▶ _Exercise description_:
Keep the wording of each record exactly the same when you repeat it, and leave out pictures.

▶ _Data for the task_:
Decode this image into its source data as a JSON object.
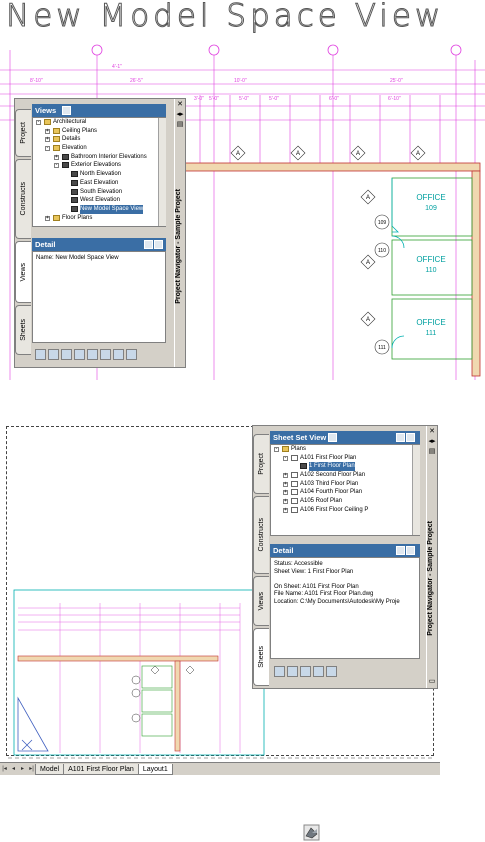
{
  "top_screenshot": {
    "title": "New Model Space View",
    "dimensions": [
      "4'-1\"",
      "8'-10\"",
      "26'-5\"",
      "10'-0\"",
      "3'-0\"",
      "5'-0\"",
      "5'-0\"",
      "5'-0\"",
      "6'-0\"",
      "6'-10\"",
      "25'-0\""
    ],
    "rooms": [
      {
        "name": "OFFICE",
        "number": "109"
      },
      {
        "name": "OFFICE",
        "number": "110"
      },
      {
        "name": "OFFICE",
        "number": "111"
      }
    ],
    "door_tags": [
      "109",
      "110",
      "111"
    ],
    "tag_letter": "A",
    "palette": {
      "title": "Project Navigator - Sample Project",
      "tabs": [
        "Project",
        "Constructs",
        "Views",
        "Sheets"
      ],
      "active_tab": "Views",
      "section_title": "Views",
      "tree": [
        {
          "label": "Architectural",
          "indent": 0,
          "pm": "-",
          "icon": "folder"
        },
        {
          "label": "Ceiling Plans",
          "indent": 1,
          "pm": "+",
          "icon": "folder"
        },
        {
          "label": "Details",
          "indent": 1,
          "pm": "+",
          "icon": "folder"
        },
        {
          "label": "Elevation",
          "indent": 1,
          "pm": "-",
          "icon": "folder"
        },
        {
          "label": "Bathroom Interior Elevations",
          "indent": 2,
          "pm": "+",
          "icon": "view"
        },
        {
          "label": "Exterior Elevations",
          "indent": 2,
          "pm": "-",
          "icon": "view"
        },
        {
          "label": "North Elevation",
          "indent": 3,
          "pm": "",
          "icon": "view"
        },
        {
          "label": "East Elevation",
          "indent": 3,
          "pm": "",
          "icon": "view"
        },
        {
          "label": "South Elevation",
          "indent": 3,
          "pm": "",
          "icon": "view"
        },
        {
          "label": "West Elevation",
          "indent": 3,
          "pm": "",
          "icon": "view"
        },
        {
          "label": "New Model Space View",
          "indent": 3,
          "pm": "",
          "icon": "view"
        },
        {
          "label": "Floor Plans",
          "indent": 1,
          "pm": "+",
          "icon": "folder"
        }
      ],
      "detail_title": "Detail",
      "detail_lines": [
        "Name: New Model Space View"
      ]
    }
  },
  "bottom_screenshot": {
    "palette": {
      "title": "Project Navigator - Sample Project",
      "tabs": [
        "Project",
        "Constructs",
        "Views",
        "Sheets"
      ],
      "active_tab": "Sheets",
      "section_title": "Sheet Set View",
      "tree": [
        {
          "label": "Plans",
          "indent": 0,
          "pm": "-",
          "icon": "folder"
        },
        {
          "label": "A101 First Floor Plan",
          "indent": 1,
          "pm": "-",
          "icon": "sheet"
        },
        {
          "label": "1 First Floor Plan",
          "indent": 2,
          "pm": "",
          "icon": "view"
        },
        {
          "label": "A102 Second Floor Plan",
          "indent": 1,
          "pm": "+",
          "icon": "sheet"
        },
        {
          "label": "A103 Third Floor Plan",
          "indent": 1,
          "pm": "+",
          "icon": "sheet"
        },
        {
          "label": "A104 Fourth Floor Plan",
          "indent": 1,
          "pm": "+",
          "icon": "sheet"
        },
        {
          "label": "A105 Roof Plan",
          "indent": 1,
          "pm": "+",
          "icon": "sheet"
        },
        {
          "label": "A106 First Floor Ceiling P",
          "indent": 1,
          "pm": "+",
          "icon": "sheet"
        }
      ],
      "detail_title": "Detail",
      "detail_lines": [
        "Status: Accessible",
        "Sheet View: 1 First Floor Plan",
        "",
        "On Sheet: A101 First Floor Plan",
        "File Name: A101 First Floor Plan.dwg",
        "Location: C:\\My Documents\\Autodesk\\My Proje"
      ]
    },
    "layout_tabs": [
      "Model",
      "A101 First Floor Plan",
      "Layout1"
    ],
    "active_layout_tab": "Layout1"
  },
  "colors": {
    "grid_line": "#e040e0",
    "wall": "#c03030",
    "accent_blue": "#3a6ea5",
    "cyan": "#00b0b0",
    "green": "#30a030"
  }
}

▶ _Task response_:
Decode this image into its source data as a JSON object.
{
  "top_screenshot": {
    "title": "New Model Space View",
    "dimensions": [
      "4'-1\"",
      "8'-10\"",
      "26'-5\"",
      "10'-0\"",
      "3'-0\"",
      "5'-0\"",
      "5'-0\"",
      "5'-0\"",
      "6'-0\"",
      "6'-10\"",
      "25'-0\""
    ],
    "rooms": [
      {
        "name": "OFFICE",
        "number": "109"
      },
      {
        "name": "OFFICE",
        "number": "110"
      },
      {
        "name": "OFFICE",
        "number": "111"
      }
    ],
    "door_tags": [
      "109",
      "110",
      "111"
    ],
    "tag_letter": "A",
    "palette": {
      "title": "Project Navigator - Sample Project",
      "tabs": [
        "Project",
        "Constructs",
        "Views",
        "Sheets"
      ],
      "active_tab": "Views",
      "section_title": "Views",
      "tree": [
        {
          "label": "Architectural",
          "indent": 0,
          "pm": "-",
          "icon": "folder"
        },
        {
          "label": "Ceiling Plans",
          "indent": 1,
          "pm": "+",
          "icon": "folder"
        },
        {
          "label": "Details",
          "indent": 1,
          "pm": "+",
          "icon": "folder"
        },
        {
          "label": "Elevation",
          "indent": 1,
          "pm": "-",
          "icon": "folder"
        },
        {
          "label": "Bathroom Interior Elevations",
          "indent": 2,
          "pm": "+",
          "icon": "view"
        },
        {
          "label": "Exterior Elevations",
          "indent": 2,
          "pm": "-",
          "icon": "view"
        },
        {
          "label": "North Elevation",
          "indent": 3,
          "pm": "",
          "icon": "view"
        },
        {
          "label": "East Elevation",
          "indent": 3,
          "pm": "",
          "icon": "view"
        },
        {
          "label": "South Elevation",
          "indent": 3,
          "pm": "",
          "icon": "view"
        },
        {
          "label": "West Elevation",
          "indent": 3,
          "pm": "",
          "icon": "view"
        },
        {
          "label": "New Model Space View",
          "indent": 3,
          "pm": "",
          "icon": "view"
        },
        {
          "label": "Floor Plans",
          "indent": 1,
          "pm": "+",
          "icon": "folder"
        }
      ],
      "detail_title": "Detail",
      "detail_lines": [
        "Name: New Model Space View"
      ]
    }
  },
  "bottom_screenshot": {
    "palette": {
      "title": "Project Navigator - Sample Project",
      "tabs": [
        "Project",
        "Constructs",
        "Views",
        "Sheets"
      ],
      "active_tab": "Sheets",
      "section_title": "Sheet Set View",
      "tree": [
        {
          "label": "Plans",
          "indent": 0,
          "pm": "-",
          "icon": "folder"
        },
        {
          "label": "A101 First Floor Plan",
          "indent": 1,
          "pm": "-",
          "icon": "sheet"
        },
        {
          "label": "1 First Floor Plan",
          "indent": 2,
          "pm": "",
          "icon": "view"
        },
        {
          "label": "A102 Second Floor Plan",
          "indent": 1,
          "pm": "+",
          "icon": "sheet"
        },
        {
          "label": "A103 Third Floor Plan",
          "indent": 1,
          "pm": "+",
          "icon": "sheet"
        },
        {
          "label": "A104 Fourth Floor Plan",
          "indent": 1,
          "pm": "+",
          "icon": "sheet"
        },
        {
          "label": "A105 Roof Plan",
          "indent": 1,
          "pm": "+",
          "icon": "sheet"
        },
        {
          "label": "A106 First Floor Ceiling P",
          "indent": 1,
          "pm": "+",
          "icon": "sheet"
        }
      ],
      "detail_title": "Detail",
      "detail_lines": [
        "Status: Accessible",
        "Sheet View: 1 First Floor Plan",
        "",
        "On Sheet: A101 First Floor Plan",
        "File Name: A101 First Floor Plan.dwg",
        "Location: C:\\My Documents\\Autodesk\\My Proje"
      ]
    },
    "layout_tabs": [
      "Model",
      "A101 First Floor Plan",
      "Layout1"
    ],
    "active_layout_tab": "Layout1"
  },
  "colors": {
    "grid_line": "#e040e0",
    "wall": "#c03030",
    "accent_blue": "#3a6ea5",
    "cyan": "#00b0b0",
    "green": "#30a030"
  }
}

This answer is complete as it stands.